The manhunt for a murderous Los Angeles cop on a killing spree continues in California.
More than 100 officers from various agencies were searching for Christopher Dorner in the Big Bear Lake region of the San Bernardino Mountains east of Los Angeles, according to the Associated Press.
It's unclear who presents a greater risk to the average person on the street, however: Dorner or some of the police looking for him:
"were looking for a large black man, but these two women driving a similar truck will do just fine, fire away" Now that is some good policing.

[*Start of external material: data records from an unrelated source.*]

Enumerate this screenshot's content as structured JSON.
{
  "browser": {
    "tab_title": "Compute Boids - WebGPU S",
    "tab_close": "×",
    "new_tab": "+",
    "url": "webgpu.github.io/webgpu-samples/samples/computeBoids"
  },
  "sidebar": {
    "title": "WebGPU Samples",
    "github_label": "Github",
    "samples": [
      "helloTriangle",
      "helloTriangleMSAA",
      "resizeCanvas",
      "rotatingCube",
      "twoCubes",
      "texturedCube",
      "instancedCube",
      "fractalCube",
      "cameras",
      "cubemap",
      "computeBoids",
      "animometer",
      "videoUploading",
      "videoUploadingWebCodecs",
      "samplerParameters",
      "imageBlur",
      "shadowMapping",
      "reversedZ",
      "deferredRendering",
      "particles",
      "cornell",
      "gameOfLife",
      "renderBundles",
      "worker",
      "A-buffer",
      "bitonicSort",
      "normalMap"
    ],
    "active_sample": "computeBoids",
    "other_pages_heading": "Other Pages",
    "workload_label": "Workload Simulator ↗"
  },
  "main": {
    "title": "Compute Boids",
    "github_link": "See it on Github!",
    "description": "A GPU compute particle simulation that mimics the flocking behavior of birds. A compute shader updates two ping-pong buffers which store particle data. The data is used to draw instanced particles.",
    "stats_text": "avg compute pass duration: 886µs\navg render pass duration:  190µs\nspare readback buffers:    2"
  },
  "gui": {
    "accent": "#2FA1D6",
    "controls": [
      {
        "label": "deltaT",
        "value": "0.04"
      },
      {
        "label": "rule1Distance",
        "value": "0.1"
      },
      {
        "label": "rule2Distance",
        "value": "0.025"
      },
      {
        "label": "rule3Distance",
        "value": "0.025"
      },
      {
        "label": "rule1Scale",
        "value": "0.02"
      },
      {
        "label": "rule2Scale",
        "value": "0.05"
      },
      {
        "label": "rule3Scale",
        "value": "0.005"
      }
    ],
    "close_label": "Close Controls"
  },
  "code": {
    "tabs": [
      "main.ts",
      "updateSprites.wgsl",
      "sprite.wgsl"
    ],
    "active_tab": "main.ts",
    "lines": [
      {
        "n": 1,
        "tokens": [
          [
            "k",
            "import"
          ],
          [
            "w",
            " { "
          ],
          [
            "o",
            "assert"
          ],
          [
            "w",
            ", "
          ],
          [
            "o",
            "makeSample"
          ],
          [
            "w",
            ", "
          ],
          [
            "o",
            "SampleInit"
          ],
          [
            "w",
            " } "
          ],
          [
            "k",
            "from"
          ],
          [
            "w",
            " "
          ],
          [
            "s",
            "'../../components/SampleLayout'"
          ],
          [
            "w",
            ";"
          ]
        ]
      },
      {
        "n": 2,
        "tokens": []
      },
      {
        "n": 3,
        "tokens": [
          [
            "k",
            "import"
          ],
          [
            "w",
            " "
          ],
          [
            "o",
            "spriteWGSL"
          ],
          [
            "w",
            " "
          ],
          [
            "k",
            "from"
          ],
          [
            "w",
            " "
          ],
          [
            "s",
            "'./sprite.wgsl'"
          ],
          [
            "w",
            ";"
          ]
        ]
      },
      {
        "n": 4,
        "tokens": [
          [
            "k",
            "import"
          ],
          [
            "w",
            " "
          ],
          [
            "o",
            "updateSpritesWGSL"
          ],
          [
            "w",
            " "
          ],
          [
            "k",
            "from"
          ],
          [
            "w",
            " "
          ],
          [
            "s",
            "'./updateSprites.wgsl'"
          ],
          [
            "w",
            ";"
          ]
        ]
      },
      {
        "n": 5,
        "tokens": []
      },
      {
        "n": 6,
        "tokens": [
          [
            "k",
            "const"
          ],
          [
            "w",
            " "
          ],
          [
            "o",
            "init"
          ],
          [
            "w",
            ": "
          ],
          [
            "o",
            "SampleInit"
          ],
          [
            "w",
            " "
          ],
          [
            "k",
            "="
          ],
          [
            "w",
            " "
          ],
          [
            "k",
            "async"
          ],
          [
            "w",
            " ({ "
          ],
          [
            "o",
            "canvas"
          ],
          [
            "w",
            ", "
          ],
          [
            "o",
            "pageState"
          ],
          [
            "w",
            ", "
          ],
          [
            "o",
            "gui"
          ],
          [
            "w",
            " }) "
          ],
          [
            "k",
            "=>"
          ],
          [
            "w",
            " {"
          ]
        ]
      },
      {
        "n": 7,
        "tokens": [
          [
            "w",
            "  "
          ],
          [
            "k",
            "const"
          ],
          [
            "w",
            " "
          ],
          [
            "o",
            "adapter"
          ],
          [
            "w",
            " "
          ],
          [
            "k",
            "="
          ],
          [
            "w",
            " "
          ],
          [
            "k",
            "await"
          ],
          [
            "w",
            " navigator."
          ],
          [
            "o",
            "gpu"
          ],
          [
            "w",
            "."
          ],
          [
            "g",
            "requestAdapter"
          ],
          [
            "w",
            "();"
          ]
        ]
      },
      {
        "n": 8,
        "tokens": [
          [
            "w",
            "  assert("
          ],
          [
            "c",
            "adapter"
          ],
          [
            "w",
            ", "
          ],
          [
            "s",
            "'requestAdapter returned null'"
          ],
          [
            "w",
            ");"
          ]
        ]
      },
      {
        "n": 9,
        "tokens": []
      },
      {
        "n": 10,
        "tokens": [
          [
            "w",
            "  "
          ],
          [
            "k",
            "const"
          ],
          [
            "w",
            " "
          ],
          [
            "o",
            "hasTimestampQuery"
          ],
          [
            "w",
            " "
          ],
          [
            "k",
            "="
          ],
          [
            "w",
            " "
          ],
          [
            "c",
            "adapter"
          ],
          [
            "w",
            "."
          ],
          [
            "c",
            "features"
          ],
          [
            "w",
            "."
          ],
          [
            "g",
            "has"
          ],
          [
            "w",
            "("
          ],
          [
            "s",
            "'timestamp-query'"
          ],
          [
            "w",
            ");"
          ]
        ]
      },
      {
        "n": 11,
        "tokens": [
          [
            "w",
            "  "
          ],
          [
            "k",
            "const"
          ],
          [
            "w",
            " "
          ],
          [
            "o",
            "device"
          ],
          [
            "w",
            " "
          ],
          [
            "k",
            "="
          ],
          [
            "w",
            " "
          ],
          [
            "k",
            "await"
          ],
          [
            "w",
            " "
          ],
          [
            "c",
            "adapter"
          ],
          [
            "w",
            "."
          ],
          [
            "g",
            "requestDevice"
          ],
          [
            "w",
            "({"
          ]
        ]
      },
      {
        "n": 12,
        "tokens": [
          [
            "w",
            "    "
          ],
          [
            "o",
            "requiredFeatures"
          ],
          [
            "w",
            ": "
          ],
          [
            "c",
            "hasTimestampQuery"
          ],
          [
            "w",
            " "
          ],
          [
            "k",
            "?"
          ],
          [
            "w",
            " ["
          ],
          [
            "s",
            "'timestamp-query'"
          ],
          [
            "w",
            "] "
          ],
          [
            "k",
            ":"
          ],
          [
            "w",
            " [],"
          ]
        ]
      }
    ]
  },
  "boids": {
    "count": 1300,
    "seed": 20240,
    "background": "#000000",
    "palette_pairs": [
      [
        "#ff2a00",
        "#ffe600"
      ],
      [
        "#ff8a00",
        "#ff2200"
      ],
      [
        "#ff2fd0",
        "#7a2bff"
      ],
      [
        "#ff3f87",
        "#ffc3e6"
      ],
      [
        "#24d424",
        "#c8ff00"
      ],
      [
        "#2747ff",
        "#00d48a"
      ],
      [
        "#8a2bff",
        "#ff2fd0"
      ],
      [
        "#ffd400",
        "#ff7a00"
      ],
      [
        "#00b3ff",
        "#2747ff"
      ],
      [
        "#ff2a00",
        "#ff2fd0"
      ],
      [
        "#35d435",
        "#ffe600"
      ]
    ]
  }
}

I vividly recall the events of August 24, 1994, the day two St. Paul police officers were shot dead in seprate incidents by the same suspect. The emergency room at Regions Hospital (where I worked) was filled with very upset police officers, several with shotguns in hand. Both shot officers were at Regions.
As the suspect of the shootings was in the same ER, it was a very tense situation -- the cops were really on edge, and you could feel it in the air.
The interviewed attorney had it right, and the police spokespeople have it completely wrong. A case of mistaken identity should lead to some citizens being surrounded and ordered to come out of their vehicle slowly. It'd be scary, but no real harm would be done.
This is vigilantism on the part of the police involved; they're trying to kill the guy. Arresting him doesn't seem to be in their thoughts.
I've said it before and I'll say it again. There'd be no shortage of work for the writer that wanted to start a column solely about police misconduct. I'd name the column To Serve and Protect.